Exercise description. How many lines of the data include the string "master"? State that number alone.

Input data.
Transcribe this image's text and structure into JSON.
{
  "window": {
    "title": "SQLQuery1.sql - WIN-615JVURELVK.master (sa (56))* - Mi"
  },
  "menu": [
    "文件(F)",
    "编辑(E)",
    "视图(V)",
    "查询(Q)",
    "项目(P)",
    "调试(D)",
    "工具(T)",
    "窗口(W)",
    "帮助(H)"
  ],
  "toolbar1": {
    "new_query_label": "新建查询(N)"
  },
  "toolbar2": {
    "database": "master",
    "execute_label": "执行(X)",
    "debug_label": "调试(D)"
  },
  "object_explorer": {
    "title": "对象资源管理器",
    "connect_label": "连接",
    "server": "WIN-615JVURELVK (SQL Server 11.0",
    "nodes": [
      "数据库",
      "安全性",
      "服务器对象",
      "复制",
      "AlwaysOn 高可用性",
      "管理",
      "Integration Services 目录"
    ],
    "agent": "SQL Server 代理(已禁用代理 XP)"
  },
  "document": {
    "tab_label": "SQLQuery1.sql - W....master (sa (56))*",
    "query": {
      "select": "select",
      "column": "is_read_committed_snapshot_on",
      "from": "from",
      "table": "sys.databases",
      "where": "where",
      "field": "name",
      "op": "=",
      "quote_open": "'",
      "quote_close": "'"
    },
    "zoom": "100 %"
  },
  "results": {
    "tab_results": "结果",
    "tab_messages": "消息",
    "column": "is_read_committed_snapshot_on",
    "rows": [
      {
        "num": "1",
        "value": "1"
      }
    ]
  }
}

Response to this task. 3